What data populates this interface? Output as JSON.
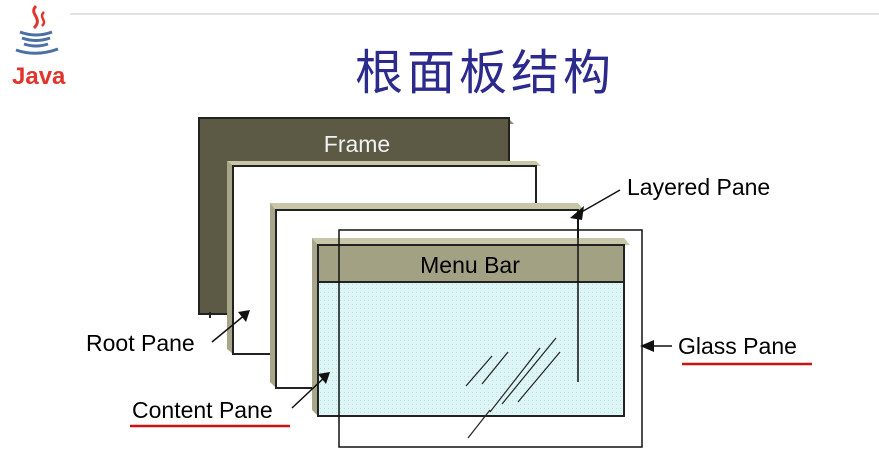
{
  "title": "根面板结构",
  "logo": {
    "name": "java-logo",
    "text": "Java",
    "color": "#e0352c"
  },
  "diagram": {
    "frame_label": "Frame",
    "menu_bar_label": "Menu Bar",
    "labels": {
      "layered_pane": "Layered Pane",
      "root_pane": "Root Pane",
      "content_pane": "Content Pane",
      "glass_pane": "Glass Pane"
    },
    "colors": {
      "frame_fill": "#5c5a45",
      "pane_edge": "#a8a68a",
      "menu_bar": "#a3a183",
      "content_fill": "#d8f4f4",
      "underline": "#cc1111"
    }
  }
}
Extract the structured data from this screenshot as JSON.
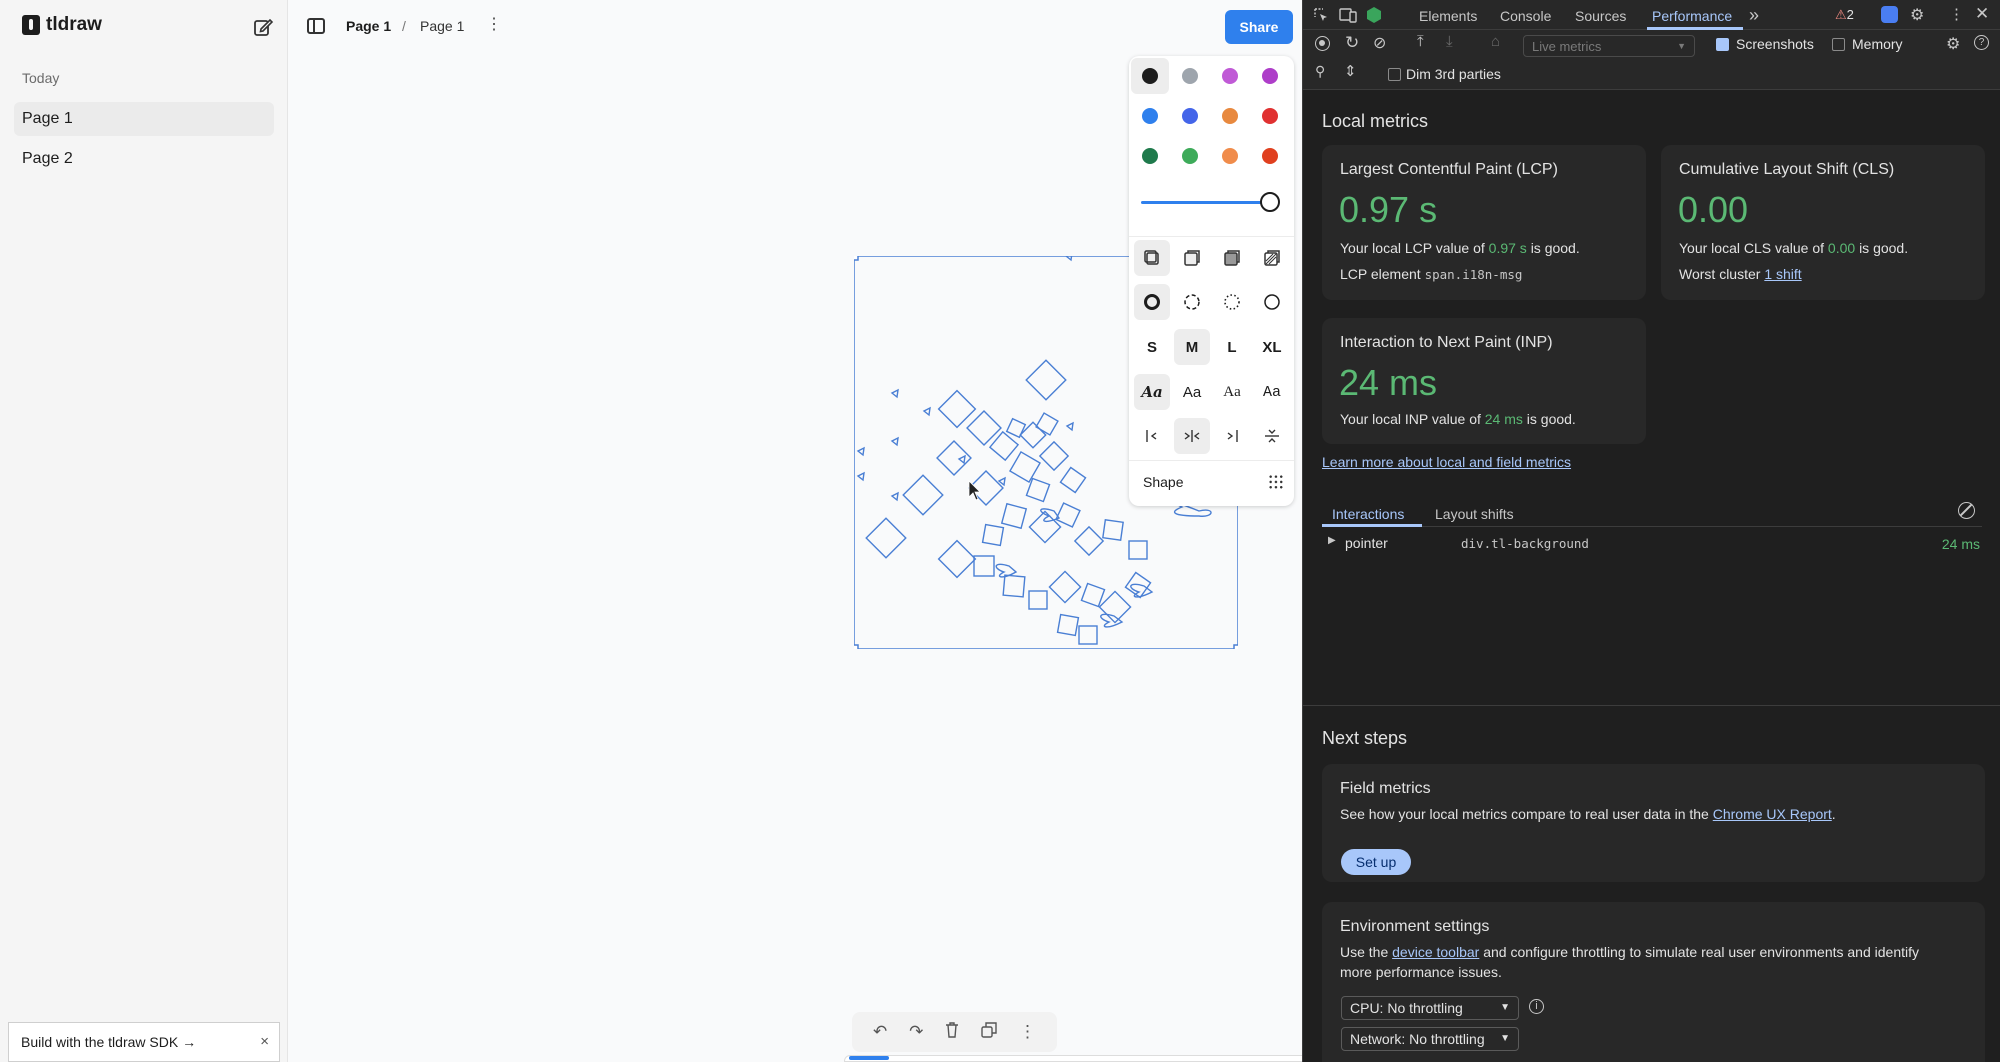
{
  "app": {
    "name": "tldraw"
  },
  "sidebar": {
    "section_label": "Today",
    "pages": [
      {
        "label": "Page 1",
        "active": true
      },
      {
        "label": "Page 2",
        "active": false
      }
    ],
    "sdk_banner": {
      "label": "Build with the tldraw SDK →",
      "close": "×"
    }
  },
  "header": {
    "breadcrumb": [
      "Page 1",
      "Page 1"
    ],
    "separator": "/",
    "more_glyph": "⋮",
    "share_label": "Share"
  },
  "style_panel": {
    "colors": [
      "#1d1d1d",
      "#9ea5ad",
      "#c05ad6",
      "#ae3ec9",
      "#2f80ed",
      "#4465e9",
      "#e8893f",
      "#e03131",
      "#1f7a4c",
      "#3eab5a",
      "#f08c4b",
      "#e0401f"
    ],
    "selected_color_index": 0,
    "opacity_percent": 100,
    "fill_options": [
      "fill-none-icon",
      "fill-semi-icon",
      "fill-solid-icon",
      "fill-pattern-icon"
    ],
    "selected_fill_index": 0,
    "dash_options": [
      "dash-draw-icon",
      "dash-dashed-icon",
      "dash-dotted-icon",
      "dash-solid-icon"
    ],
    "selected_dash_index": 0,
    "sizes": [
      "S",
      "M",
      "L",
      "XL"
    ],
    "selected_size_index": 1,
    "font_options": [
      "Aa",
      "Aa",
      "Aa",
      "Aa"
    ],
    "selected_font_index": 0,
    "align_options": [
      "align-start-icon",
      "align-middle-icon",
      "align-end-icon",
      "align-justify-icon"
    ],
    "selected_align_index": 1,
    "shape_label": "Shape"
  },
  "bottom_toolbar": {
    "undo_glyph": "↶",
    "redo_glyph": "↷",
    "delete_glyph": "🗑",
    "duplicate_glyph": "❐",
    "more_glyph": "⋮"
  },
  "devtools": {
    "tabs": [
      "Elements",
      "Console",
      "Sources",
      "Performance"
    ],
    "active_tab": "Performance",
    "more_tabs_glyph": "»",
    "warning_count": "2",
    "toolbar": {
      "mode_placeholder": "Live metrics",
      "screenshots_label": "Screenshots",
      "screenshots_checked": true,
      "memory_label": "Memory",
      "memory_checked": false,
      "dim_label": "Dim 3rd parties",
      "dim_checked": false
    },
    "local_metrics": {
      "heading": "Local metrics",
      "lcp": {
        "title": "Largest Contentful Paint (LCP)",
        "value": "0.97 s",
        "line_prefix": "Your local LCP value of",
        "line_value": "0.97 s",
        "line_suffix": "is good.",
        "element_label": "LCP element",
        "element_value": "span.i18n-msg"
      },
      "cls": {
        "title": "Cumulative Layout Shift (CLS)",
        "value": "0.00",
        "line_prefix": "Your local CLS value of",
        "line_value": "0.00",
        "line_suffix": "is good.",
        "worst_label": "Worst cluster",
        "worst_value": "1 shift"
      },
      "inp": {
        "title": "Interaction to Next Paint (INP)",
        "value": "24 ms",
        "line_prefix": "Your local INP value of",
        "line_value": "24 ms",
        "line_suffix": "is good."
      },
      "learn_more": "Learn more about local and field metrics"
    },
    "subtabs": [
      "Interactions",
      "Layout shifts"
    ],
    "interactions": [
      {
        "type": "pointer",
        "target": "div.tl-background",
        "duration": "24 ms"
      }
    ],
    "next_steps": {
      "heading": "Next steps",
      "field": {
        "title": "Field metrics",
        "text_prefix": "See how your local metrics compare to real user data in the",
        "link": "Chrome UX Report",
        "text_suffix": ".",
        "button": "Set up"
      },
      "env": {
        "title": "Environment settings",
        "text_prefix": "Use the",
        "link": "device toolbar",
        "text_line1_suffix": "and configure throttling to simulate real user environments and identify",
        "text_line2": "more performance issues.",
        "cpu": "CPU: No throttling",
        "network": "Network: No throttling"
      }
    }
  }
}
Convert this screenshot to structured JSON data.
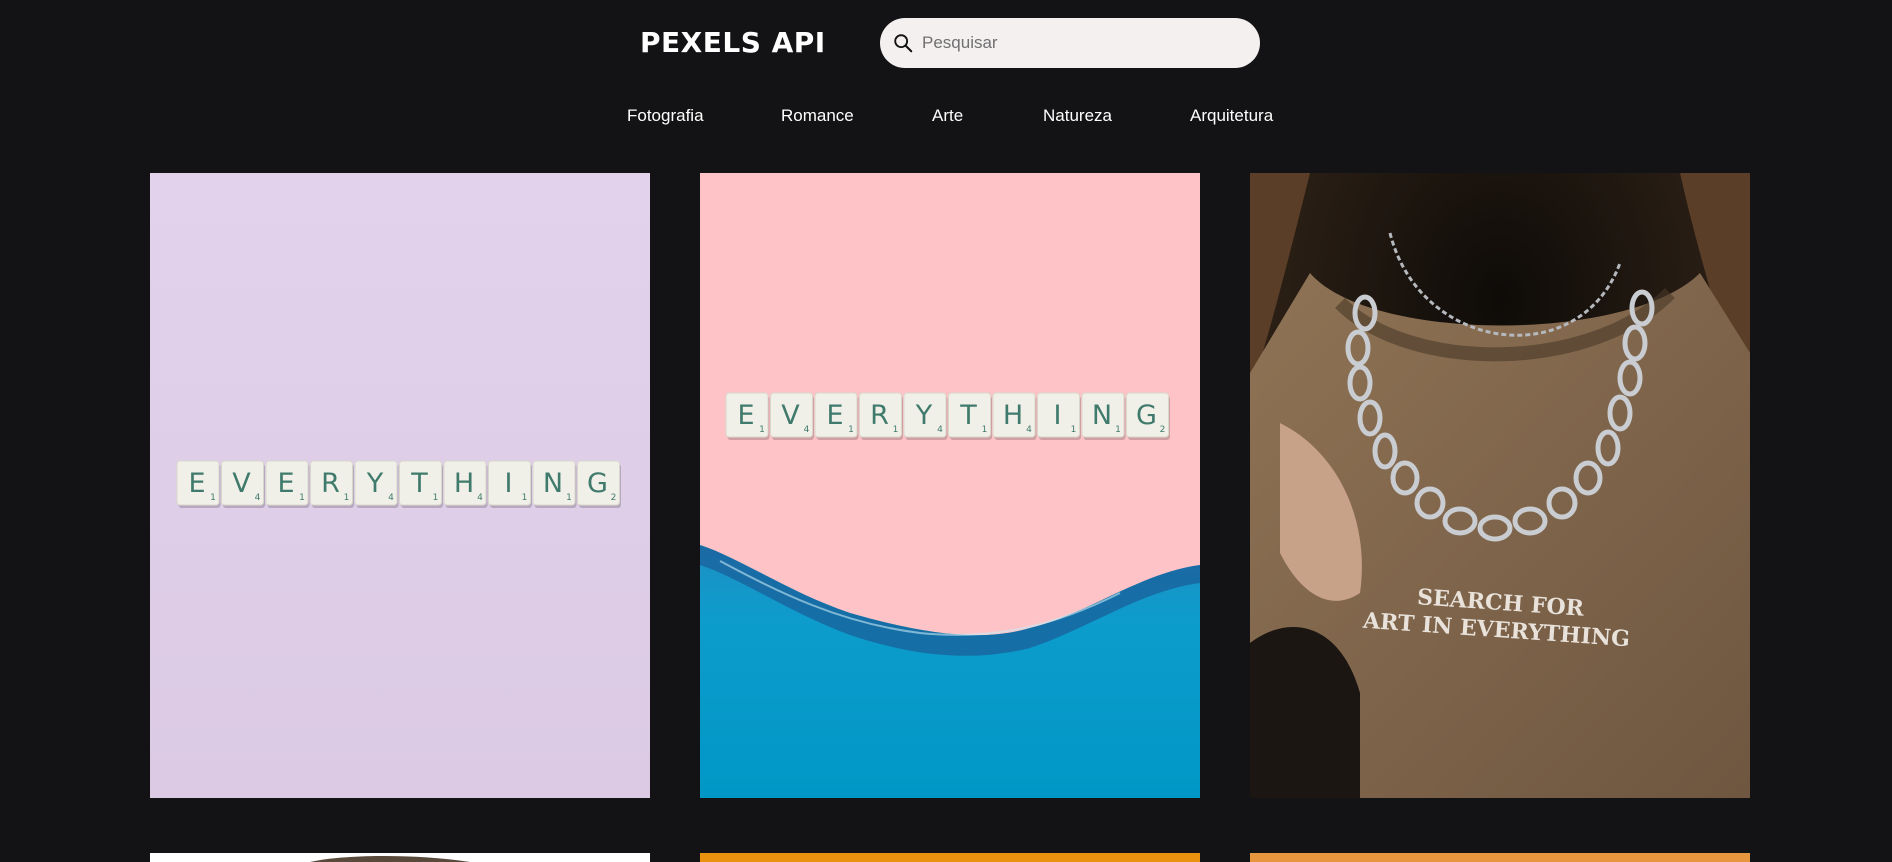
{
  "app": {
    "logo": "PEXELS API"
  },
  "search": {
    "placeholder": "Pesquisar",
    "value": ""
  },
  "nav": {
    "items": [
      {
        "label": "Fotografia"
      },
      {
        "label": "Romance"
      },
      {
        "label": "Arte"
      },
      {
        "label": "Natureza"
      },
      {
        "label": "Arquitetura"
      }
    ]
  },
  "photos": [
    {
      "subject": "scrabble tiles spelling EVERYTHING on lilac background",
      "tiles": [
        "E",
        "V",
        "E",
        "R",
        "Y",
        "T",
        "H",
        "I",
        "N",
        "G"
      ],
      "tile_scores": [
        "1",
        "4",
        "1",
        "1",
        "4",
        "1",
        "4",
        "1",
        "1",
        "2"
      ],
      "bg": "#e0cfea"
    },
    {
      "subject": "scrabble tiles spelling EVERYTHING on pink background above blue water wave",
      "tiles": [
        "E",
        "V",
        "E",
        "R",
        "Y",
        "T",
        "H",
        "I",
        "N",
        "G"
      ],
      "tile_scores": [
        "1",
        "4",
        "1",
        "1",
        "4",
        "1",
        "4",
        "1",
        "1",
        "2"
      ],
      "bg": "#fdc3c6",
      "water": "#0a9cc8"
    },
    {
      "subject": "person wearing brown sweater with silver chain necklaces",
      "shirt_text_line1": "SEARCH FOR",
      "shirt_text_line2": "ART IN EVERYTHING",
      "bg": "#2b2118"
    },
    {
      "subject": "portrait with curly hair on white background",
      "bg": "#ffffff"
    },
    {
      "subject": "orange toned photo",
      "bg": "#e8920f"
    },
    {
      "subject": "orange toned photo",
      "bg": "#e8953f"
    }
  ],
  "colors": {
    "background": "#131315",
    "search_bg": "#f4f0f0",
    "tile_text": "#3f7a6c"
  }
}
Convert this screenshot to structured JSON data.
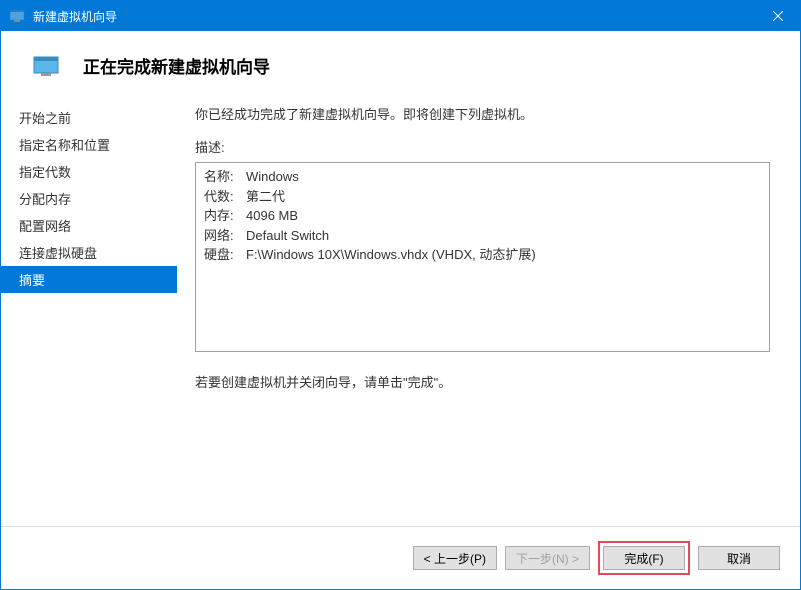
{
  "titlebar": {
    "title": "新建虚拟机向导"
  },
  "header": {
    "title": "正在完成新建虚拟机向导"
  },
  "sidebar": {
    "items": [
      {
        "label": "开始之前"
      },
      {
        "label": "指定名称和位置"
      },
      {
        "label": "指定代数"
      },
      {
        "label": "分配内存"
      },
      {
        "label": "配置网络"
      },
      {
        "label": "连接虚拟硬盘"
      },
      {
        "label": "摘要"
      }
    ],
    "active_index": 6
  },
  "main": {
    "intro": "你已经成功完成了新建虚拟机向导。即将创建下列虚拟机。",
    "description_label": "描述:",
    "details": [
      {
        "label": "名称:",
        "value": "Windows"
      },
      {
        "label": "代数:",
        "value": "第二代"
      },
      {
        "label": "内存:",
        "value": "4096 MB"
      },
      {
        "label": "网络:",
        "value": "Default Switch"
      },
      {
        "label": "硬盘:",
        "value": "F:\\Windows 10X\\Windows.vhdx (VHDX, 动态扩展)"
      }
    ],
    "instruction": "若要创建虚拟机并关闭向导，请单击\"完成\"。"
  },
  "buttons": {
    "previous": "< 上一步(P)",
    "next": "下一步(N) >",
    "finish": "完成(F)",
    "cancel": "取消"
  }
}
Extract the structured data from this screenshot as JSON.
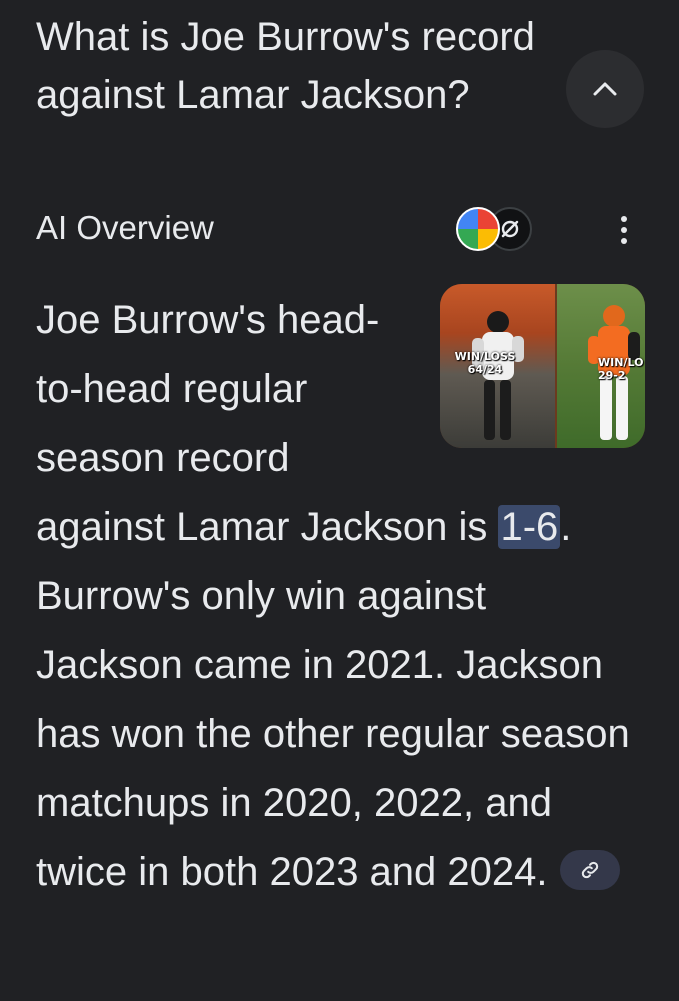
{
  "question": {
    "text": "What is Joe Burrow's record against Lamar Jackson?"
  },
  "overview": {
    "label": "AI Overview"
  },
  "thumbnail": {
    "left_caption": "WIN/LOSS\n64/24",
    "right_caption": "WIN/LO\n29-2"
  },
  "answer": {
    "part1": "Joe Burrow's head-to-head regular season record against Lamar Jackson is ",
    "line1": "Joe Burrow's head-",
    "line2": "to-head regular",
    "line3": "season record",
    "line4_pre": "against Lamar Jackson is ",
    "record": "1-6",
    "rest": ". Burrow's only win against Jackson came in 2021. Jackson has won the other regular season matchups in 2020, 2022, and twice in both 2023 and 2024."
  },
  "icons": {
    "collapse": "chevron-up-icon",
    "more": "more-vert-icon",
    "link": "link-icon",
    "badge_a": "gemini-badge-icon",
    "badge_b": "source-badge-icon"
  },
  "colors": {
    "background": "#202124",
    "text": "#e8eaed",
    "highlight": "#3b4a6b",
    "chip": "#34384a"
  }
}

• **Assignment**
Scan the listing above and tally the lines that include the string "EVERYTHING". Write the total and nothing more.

• **Output below**
3